Assignment:
Would you count the lines below that contain the string "status" and reply with that number only?

Interface dataset entries:
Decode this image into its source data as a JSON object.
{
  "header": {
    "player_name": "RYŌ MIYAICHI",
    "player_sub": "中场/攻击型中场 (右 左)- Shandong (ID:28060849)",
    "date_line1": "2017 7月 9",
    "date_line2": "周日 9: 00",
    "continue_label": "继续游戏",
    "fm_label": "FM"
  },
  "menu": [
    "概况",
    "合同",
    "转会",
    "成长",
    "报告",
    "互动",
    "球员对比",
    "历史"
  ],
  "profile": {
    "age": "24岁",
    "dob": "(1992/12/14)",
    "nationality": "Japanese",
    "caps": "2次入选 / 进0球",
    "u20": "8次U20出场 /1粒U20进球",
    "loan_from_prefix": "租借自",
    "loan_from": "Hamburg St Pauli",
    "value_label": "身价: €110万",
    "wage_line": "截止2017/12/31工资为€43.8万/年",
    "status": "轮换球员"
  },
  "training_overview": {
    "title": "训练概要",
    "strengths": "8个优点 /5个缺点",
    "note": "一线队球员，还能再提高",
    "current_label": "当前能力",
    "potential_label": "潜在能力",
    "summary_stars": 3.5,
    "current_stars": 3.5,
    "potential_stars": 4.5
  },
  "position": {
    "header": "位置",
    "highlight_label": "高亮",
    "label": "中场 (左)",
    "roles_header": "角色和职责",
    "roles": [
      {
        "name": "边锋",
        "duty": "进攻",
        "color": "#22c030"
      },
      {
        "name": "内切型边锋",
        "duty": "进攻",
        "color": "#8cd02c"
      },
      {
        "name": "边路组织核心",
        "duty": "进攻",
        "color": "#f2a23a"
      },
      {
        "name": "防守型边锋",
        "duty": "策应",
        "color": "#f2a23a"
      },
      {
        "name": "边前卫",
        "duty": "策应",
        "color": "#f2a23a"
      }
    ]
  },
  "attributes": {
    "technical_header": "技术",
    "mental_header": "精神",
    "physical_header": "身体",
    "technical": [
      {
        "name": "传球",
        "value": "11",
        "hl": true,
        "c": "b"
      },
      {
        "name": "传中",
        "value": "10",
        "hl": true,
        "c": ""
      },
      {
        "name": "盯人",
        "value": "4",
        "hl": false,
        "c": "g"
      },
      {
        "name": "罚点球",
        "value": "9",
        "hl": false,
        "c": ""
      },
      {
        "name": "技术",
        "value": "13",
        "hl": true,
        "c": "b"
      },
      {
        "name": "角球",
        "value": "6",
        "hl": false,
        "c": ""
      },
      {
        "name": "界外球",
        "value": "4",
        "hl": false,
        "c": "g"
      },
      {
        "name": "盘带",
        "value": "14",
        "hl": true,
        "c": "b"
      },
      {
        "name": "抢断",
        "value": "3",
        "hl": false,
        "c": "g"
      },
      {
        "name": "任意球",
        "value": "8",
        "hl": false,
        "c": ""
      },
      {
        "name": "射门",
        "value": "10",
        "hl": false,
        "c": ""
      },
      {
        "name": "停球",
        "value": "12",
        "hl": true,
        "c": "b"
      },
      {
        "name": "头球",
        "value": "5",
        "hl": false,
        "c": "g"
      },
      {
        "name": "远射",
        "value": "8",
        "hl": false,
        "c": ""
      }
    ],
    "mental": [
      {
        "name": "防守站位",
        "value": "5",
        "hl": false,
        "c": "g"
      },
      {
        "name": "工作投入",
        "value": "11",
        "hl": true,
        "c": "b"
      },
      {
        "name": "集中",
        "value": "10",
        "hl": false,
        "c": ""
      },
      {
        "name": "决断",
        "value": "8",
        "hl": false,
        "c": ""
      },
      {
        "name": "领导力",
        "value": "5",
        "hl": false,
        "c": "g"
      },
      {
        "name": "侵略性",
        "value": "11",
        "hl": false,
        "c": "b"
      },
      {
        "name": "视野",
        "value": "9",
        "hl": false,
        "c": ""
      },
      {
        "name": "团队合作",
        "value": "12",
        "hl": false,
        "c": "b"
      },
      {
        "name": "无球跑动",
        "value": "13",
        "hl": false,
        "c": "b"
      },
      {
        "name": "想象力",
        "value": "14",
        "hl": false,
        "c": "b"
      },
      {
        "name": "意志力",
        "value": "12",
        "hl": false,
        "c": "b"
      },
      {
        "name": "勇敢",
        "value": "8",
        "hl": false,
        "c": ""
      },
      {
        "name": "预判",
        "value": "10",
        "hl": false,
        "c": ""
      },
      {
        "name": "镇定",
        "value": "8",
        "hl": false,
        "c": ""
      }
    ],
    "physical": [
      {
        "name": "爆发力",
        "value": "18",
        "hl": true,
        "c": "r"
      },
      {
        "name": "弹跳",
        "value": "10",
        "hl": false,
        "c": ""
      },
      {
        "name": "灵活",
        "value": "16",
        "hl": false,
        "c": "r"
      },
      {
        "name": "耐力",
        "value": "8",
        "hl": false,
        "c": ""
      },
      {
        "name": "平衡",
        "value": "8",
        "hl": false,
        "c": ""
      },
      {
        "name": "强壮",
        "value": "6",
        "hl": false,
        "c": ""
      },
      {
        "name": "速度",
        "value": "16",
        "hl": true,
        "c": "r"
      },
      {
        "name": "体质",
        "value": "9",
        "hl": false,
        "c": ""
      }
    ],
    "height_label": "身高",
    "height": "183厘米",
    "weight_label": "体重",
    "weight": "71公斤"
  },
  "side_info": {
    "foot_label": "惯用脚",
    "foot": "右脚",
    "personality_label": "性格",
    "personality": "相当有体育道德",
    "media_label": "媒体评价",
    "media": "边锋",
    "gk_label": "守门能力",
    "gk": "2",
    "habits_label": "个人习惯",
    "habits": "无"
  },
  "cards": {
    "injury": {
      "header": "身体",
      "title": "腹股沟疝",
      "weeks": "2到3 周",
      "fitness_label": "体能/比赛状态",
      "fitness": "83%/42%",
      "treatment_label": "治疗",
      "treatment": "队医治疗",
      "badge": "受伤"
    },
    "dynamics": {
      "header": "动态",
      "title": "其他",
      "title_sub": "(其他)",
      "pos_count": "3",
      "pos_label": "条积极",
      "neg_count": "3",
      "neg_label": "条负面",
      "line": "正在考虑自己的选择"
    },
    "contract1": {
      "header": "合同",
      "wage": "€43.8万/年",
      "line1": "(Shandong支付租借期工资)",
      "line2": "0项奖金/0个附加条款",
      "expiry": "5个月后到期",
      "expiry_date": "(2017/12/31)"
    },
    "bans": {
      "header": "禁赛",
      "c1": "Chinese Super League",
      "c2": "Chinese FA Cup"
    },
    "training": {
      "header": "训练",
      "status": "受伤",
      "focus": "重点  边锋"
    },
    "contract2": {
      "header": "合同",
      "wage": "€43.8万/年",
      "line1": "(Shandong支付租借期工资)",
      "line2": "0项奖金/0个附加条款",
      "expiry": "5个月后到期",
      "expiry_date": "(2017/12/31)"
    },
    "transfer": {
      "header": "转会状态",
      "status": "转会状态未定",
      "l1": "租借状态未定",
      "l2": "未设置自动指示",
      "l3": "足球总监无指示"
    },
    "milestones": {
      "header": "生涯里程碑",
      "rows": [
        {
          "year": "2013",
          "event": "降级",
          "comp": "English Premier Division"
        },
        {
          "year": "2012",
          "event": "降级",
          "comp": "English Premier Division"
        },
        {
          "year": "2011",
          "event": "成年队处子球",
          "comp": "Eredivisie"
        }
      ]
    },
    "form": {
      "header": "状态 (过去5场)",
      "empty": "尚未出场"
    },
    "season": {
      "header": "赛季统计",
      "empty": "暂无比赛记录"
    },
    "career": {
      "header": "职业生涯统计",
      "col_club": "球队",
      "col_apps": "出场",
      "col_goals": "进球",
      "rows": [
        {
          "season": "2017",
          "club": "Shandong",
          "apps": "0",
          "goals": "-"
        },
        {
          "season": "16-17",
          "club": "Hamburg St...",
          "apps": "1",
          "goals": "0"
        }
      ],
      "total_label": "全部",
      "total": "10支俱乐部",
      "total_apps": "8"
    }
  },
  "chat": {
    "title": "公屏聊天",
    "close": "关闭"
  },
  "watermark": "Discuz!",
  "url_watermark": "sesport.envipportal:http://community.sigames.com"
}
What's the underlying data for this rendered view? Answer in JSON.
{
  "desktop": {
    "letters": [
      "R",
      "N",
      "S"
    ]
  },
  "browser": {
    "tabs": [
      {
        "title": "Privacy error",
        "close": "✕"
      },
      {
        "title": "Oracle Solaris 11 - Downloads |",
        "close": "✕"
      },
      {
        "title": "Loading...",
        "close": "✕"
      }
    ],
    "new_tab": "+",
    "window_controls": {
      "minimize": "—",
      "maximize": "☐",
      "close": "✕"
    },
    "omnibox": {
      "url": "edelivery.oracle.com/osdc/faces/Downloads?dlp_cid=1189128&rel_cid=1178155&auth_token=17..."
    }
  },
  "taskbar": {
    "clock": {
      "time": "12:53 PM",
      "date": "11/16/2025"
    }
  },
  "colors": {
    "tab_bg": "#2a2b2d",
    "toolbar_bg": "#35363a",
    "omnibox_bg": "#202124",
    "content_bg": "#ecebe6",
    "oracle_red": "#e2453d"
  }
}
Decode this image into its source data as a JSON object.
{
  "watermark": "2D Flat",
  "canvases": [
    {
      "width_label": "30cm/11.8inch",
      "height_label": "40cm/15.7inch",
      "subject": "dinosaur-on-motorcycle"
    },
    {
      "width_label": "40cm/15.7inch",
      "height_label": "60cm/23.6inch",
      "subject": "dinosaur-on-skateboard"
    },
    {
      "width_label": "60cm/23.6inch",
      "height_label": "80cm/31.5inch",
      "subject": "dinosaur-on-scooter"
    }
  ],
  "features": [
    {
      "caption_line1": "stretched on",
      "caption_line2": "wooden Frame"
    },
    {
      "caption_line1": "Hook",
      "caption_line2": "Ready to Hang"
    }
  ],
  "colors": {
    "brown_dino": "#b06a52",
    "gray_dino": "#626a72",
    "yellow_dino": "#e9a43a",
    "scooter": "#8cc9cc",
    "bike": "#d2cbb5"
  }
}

Response:
3